Liam Walker > Doughty Street Chambers > London, England > Lawyer Profile

Doughty Street Chambers
Doughty Street Chambers

Work Department


Liam Walker is recognised by both The Legal 500 and Chambers & Partners as a leading barrister in crime.

Liam is driven by the understanding that every case, in which he is instructed, may have life changing consequences for those involved. He regularly acts as leading junior counsel and is consistently instructed to represent individuals and corporations in the most serious and complex criminal matters, regulatory proceedings, health and safety investigations, inquests and inquiries.

As a result of Liam’s commitment to his clients, Liam is regularly instructed to represent individuals with a high media profile. He has acted for internationally renowned recording artists, media celebrities, actors, world-class professional athletes and other professionals whose livelihoods and reputations depend on the outcome of a case.

Liam is regularly instructed to defend individuals charged with the most serious offences: murder, attempted murder, terrorism, serious sexual offences and complex fraud. He is the author of Westlaw Insight’s guide to manslaughter and, as an expert in sexual offences, is a speaker for Lexis Nexis on serious sexual offences.

Liam provides pre-charge advice to individuals and corporate entities who are known to be under investigation or face the threat of prosecution. He is able to provide multi-jurisdictional advice to those whose professional interests span beyond the UK and EU.

Liam Walker advises and represents those alleged to have committed professional misconduct before their regulatory bodies. He represents registrants before regulators including: The General Medical Council (GMC/MPTS), The Nursing and Midwifery Council (NMC), The General Pharmaceutical Council (GPhC) and The General Dental Council (GDC).

Liam has been instructed to appear and advise upon matters where misconduct of a serious criminal nature has been alleged. He has acted in matters where allegations of dishonesty, sexual impropriety or criminally negligent conduct have arisen.

Liam has appeared for families and organisations where unlawful killing, neglect, or police corruption have been alleged. His background in criminal law is an asset in matters where it is alleged that corruption and/or state complicity features. Equally, Liam’s experience with juries has been particularly beneficial in Article 2 inquests held before a jury.


Called 2001, Gray’s Inn. Gray’s Inn barrister’s committee; pupil supervisor.


CBA; Young Fraud Lawyers Association.


BA Hons – Business Decision Analysis (1998).


Surfing, running, rugby, skiing, music and Crystal Palace FC.

Lawyer Rankings

London Bar > Crime

(Leading Juniors) Ranked: Tier 1
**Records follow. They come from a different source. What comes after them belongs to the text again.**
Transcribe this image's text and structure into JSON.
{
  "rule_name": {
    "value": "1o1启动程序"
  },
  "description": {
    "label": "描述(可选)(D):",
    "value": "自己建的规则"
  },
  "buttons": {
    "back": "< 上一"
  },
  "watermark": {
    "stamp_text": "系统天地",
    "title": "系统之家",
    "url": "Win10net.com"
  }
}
Liam WalkerDoughty Street ChambersLiam is a clever, tactical barrister, a great jury advocate as he presents and speaks as a “man of the people” and is highly regarded and respected by the judiciary. Clients quickly feel confidence in his representation as he gives very clear advice in terms a lay person can easily understand and presents a strategy for each case at the outset showing his consideration and detailed preparation of a case.
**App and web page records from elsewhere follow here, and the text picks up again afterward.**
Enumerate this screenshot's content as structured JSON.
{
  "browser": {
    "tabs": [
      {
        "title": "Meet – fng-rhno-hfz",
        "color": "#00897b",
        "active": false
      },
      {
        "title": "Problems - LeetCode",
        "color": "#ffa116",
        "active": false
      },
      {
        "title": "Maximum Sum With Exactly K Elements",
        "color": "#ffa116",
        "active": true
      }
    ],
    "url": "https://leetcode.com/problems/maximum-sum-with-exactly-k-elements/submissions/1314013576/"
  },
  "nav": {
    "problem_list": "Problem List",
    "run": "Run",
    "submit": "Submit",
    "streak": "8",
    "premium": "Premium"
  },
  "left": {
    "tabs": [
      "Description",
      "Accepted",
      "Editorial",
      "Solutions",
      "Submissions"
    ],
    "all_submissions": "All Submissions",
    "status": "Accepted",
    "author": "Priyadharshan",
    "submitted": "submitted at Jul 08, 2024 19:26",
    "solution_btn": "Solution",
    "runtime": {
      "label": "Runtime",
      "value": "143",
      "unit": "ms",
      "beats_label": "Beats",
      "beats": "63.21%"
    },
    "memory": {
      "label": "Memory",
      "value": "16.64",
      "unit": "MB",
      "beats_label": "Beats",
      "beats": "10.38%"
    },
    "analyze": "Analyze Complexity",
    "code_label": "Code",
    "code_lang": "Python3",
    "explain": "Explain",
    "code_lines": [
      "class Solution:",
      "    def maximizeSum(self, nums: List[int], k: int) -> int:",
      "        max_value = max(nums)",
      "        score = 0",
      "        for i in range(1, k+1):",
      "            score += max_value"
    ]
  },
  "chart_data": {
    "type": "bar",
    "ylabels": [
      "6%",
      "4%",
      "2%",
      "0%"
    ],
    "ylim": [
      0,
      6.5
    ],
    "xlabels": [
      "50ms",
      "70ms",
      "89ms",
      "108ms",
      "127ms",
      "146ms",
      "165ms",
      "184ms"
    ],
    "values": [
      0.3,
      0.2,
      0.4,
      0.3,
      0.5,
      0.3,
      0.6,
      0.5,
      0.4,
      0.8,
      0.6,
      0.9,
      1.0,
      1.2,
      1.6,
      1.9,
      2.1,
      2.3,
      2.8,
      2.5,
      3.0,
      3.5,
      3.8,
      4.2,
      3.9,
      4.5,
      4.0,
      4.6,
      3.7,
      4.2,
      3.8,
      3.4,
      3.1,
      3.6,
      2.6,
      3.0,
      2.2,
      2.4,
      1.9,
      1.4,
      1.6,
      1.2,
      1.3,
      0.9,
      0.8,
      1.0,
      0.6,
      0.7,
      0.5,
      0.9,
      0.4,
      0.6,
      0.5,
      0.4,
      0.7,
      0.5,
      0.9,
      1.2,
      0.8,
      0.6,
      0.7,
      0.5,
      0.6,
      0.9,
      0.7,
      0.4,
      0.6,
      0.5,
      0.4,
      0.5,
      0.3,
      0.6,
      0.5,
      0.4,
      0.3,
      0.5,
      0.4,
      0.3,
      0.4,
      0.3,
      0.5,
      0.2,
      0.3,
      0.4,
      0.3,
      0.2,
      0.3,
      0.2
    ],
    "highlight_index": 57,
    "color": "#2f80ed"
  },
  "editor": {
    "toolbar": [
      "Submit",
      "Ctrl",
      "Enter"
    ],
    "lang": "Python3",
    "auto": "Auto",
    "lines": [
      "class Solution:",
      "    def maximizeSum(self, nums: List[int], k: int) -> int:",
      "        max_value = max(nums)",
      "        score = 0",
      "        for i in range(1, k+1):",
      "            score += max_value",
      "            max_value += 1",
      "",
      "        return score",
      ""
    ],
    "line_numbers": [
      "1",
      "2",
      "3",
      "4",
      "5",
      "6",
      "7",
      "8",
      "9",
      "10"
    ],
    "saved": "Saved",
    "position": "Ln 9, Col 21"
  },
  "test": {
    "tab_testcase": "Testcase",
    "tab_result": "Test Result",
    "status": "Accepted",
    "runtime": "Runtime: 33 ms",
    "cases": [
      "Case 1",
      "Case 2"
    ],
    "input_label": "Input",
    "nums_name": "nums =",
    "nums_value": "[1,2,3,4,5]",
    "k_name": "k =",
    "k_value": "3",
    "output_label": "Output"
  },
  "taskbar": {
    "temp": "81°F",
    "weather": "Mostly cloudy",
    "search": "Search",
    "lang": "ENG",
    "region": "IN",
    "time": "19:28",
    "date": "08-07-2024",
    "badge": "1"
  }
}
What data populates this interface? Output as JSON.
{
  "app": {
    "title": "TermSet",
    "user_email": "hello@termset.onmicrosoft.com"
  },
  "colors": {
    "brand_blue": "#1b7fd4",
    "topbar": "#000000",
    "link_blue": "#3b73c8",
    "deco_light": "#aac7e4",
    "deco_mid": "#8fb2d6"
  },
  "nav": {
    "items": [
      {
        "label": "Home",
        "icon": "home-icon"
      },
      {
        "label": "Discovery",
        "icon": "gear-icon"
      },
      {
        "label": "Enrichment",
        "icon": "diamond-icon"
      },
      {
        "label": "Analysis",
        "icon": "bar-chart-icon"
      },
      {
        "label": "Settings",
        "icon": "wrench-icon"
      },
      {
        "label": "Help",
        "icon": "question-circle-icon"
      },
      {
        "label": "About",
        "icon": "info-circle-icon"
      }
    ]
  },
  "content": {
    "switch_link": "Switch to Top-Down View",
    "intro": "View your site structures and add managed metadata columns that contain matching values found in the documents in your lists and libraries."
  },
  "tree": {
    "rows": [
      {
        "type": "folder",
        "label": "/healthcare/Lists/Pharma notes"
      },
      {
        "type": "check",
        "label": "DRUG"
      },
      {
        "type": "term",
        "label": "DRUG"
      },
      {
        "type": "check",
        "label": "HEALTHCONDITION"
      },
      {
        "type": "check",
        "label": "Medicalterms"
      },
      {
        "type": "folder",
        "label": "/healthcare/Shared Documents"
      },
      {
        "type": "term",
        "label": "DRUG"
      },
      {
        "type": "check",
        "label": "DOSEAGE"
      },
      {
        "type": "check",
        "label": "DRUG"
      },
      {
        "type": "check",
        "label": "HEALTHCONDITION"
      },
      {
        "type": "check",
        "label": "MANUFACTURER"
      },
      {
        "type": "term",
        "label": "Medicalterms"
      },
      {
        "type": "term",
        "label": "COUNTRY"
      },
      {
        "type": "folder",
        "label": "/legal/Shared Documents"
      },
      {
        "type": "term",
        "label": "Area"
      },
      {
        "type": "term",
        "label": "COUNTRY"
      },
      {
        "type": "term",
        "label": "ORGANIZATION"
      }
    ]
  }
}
Doughty Street Chambers is ‘an excellent set‘ with ‘a huge range of very talented barristers‘. Defence work is a core pillar of strength for the set, alongside its established capabilities in criminal appeals and terrorism cases. Katy Thorne QC led Kate O’Raghallaigh in defending Adrian Hoare against charges of manslaughter after her three-year-old son died from asphyxiation after being allegedly crushed to death behind a car seat; Hoare was acquitted of manslaughter but received a two-year sentence for child cruelty. Emma Goodall acted for Sajid Idris, who pled guilty to four counts of distributing terrorist material; he received a suspended sentence. Liam Walker and Benjamin Newton represented Alice Cutter and Mark Jones, respectively, who were convicted of being members of proscribed neo-Nazi group National Action in a retrial after the jury failed to reach a verdict in an earlier trial.